PORTSMOUTH â€” “Checkmate! He’s got checkmate!”
Cole Brahms, 9, stood across from his opponent, grinning with his arms crossed. His classmates were almost bursting with excitement that Brahms had beaten John Hebert, a Rotarian who was teaching the children about the game.
The Little Harbour fourth-graders sat in a circle with the large scale chess set as the focal point. Hebert’s king was surrounded by Brahms’ rook, bishop and queen â€” with no sign of escape.
“You won,” Hebert said in defeat and extended a handshake to Brahms.
For the last four years, Ted Alex has raised money and donated chess sets to Portsmouth area schools in the memory of Jeremy Alex, his 28-year-old son who disappeared in the Maine wilderness in 2004. With the help of the Portsmouth Rotary, he has established the Portsmouth Rotary Club’s Jeremy Alex Fund in Jeremy’s memory to help at-risk children and teens by giving them chess sets.
“We’re hoping this will help kids find the right road,” Hebert said. “One of the things we found was chess is a good way to do that.”
The game can teach children there are consequences for good and bad decisions, he said.
Each year, Dondero, New Franklin, Little Harbour and St. Patrick fourth-graders receive a chess set and are encouraged to join their school’s chess club.

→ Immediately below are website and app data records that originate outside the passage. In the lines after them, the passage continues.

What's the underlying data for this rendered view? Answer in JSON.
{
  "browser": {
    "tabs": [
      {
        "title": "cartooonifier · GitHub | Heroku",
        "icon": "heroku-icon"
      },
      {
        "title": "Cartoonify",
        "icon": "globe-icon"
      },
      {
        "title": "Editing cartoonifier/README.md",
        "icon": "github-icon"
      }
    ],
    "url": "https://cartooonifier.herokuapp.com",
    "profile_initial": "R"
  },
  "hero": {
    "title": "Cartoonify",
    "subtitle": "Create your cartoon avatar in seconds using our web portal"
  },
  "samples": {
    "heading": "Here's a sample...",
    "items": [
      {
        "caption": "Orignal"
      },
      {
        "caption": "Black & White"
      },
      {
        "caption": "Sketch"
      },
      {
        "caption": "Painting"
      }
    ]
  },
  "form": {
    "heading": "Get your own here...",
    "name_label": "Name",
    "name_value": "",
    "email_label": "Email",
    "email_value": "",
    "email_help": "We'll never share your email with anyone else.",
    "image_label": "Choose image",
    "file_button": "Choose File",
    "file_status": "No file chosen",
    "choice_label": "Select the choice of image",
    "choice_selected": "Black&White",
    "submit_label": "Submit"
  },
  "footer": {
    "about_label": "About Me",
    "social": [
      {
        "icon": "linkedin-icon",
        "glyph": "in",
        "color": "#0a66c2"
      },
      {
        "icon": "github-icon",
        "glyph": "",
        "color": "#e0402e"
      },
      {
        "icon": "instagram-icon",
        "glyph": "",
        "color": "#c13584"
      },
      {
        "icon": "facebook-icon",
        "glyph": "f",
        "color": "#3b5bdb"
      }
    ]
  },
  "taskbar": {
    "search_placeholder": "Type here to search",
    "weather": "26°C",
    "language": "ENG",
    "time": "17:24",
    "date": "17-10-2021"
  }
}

At Little Harbour, about 40 students get together each Thursday to test their skills.
Fifth-grader Parker Rice is one of the school’s chess club members and said he plays because he likes the competitive nature of the game.
When asked about the game they watched between Hebert and Brahms, classmate Nathan Edwards said he was sure if the instructor hadn’t explained each of his moves to the students, Brahms would have had a tougher game.
“I think the game was great, and I really want to join chess club,” he said.
With introductory books and small magnetic chess sets in their hands, students laughed and chatted about the game on their way back to class.
“I really like chess,” said fifth-grader Mohammad Alhamdan. “I love to play chess with my little brother. It’s a really fun game.”